The Darkest Dark by Chris Hadfield, Illustrated by The Fan Brothers

You may recognize The Fan Brothers from their debut picture book, The Night Gardener, which was published in February of this year. Here, they illustrate the story of astronaut Chris Hadfield as a young boy. When Hadfield was a young child, all he wanted to be was an astronaut.
“When it was time to take a bath, he told his mother, “I’d love to, but I’m saving the planet from aliens.”
The Fan Brothers illustrate a young Hadfield with an adorable pug dog named Albert as they use their imagination to fight aliens and fly to Mars in a bathtub. But have you ever heard of an astronaut afraid of the dark? As a young child dreaming of becoming an astronaut, Hadfield was afraid of the dark.

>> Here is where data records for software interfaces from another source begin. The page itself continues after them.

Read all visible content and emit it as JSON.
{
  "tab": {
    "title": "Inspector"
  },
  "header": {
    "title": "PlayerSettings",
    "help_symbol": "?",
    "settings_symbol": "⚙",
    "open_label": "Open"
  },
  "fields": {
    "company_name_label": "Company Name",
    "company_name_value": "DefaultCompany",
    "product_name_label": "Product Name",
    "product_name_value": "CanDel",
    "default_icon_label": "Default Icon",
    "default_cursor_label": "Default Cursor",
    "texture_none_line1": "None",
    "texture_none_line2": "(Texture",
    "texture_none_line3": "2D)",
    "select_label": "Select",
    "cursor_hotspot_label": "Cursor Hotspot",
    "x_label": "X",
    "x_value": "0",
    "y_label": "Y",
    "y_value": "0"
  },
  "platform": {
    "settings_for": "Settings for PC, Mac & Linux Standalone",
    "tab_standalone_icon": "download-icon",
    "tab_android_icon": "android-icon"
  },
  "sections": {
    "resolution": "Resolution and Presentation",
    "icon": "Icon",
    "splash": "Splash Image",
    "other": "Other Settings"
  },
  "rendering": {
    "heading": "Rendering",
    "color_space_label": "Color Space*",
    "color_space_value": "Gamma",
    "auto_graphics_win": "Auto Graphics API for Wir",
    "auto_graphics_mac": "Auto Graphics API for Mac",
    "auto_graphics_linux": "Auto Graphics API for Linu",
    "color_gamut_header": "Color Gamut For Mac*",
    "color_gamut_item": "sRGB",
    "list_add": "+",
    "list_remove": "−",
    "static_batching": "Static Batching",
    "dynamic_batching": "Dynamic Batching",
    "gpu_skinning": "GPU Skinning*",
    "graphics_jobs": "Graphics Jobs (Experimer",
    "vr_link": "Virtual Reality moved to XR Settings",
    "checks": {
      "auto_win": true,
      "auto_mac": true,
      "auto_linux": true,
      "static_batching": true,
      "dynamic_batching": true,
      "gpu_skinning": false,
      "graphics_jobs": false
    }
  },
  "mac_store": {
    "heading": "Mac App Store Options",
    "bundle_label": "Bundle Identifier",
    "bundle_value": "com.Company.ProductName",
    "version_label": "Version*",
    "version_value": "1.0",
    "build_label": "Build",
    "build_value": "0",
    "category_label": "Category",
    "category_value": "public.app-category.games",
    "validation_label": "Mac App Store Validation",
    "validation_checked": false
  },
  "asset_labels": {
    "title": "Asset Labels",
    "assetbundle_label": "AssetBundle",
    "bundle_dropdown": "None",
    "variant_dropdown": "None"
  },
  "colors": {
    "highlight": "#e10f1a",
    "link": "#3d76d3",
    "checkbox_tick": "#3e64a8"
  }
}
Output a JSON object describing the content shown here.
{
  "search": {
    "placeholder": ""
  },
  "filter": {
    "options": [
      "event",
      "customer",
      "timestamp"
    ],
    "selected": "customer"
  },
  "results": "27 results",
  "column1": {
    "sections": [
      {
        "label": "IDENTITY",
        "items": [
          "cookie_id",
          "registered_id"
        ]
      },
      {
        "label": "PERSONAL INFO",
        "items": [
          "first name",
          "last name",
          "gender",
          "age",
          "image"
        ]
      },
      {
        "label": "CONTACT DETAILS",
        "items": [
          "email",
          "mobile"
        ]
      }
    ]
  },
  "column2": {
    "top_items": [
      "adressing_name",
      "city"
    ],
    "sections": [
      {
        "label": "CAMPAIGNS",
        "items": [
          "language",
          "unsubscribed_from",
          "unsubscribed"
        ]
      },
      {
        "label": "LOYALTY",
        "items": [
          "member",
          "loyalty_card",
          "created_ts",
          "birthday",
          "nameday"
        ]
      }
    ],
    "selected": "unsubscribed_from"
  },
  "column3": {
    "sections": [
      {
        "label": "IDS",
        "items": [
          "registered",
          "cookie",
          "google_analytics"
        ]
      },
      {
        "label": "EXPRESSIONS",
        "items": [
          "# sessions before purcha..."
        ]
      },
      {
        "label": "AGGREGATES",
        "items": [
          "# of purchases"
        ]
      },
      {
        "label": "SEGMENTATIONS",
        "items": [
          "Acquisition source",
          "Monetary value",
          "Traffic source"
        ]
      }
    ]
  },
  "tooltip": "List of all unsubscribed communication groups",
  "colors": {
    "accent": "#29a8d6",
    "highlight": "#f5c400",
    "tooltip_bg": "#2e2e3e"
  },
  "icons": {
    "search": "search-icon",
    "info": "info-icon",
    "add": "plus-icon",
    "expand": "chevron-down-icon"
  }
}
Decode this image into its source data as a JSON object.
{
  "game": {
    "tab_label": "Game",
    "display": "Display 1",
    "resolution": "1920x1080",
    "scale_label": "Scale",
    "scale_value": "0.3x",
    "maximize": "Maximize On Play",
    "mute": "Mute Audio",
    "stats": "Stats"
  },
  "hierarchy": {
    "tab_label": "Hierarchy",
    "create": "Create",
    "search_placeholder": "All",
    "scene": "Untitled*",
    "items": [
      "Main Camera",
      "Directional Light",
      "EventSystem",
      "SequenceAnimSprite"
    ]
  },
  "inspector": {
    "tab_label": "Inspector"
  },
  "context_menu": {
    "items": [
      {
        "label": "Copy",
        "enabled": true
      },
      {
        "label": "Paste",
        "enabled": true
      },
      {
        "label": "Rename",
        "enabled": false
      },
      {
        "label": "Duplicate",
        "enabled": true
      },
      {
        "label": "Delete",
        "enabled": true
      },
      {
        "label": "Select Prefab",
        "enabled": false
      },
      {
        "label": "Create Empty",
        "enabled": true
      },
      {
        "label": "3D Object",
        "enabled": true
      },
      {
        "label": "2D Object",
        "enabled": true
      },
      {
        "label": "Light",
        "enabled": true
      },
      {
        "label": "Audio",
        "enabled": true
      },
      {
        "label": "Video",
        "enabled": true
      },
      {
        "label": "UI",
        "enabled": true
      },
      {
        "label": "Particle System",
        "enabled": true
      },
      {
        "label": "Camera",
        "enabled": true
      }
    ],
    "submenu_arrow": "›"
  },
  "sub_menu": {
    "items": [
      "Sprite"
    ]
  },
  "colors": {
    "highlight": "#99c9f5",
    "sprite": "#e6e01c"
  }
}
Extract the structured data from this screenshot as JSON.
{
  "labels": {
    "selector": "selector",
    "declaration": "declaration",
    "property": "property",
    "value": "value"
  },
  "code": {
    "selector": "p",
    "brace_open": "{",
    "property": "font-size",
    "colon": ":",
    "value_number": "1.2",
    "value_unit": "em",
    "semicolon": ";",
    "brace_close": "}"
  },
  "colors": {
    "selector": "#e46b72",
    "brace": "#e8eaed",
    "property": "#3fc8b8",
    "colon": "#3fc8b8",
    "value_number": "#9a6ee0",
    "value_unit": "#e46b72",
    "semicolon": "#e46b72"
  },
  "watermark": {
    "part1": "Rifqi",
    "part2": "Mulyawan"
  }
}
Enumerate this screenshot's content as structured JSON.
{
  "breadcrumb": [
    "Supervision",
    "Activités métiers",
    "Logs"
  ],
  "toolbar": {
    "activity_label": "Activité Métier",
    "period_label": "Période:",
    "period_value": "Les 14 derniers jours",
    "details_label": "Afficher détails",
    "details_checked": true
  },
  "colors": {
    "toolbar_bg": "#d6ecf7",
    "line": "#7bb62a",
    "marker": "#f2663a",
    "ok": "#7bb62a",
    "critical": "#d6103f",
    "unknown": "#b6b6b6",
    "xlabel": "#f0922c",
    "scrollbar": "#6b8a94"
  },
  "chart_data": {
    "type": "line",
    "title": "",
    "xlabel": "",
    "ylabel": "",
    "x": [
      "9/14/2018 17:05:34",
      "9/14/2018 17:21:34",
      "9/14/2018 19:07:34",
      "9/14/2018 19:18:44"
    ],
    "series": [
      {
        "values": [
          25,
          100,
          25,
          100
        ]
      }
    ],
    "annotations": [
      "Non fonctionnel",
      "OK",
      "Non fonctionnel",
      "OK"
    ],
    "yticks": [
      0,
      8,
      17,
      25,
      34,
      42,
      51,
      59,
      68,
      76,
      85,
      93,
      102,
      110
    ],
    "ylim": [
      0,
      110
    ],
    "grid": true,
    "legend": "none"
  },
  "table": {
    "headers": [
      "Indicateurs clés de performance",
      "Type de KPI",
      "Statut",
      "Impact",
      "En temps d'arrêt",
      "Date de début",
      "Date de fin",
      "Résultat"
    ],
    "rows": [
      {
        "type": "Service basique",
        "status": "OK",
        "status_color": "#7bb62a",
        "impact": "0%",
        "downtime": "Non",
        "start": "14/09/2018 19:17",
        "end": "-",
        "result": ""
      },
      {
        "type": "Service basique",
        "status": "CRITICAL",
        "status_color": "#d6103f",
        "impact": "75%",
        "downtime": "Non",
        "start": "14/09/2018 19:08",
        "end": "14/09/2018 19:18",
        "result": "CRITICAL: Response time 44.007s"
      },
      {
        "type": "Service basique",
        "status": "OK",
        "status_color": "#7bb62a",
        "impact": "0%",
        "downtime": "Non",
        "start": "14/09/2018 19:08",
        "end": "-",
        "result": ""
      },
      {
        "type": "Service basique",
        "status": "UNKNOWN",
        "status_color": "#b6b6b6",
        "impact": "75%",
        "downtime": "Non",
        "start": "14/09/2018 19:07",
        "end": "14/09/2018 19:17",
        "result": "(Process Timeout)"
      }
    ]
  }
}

It seemed like his dream was going to be impossible. In the summer of 1969, a young Hadfield eagerly awaited a very special event. The neighbors all gathered around the television to watch the moon landing of Apollo 11. As the astronauts jumped up and down for joy on the small tv screen, Chris noticed something.
“He’d never really noticed how dark it was there. Outer space was the darkest dark ever.”
Watching the moon landing changed his world. “He wanted to explore every corner of the night sky.” The budding astronaut was no longer scared of the dark, and he was ready to chase his dreams.
Chris Hadfield writes in the afterwards, "The dark is for dreams—and morning is for making them come true." 
This book is a gorgeous exploration of conquering fears, dreaming dreams, and making those dreams come true.
Astronaut Chris Hadfield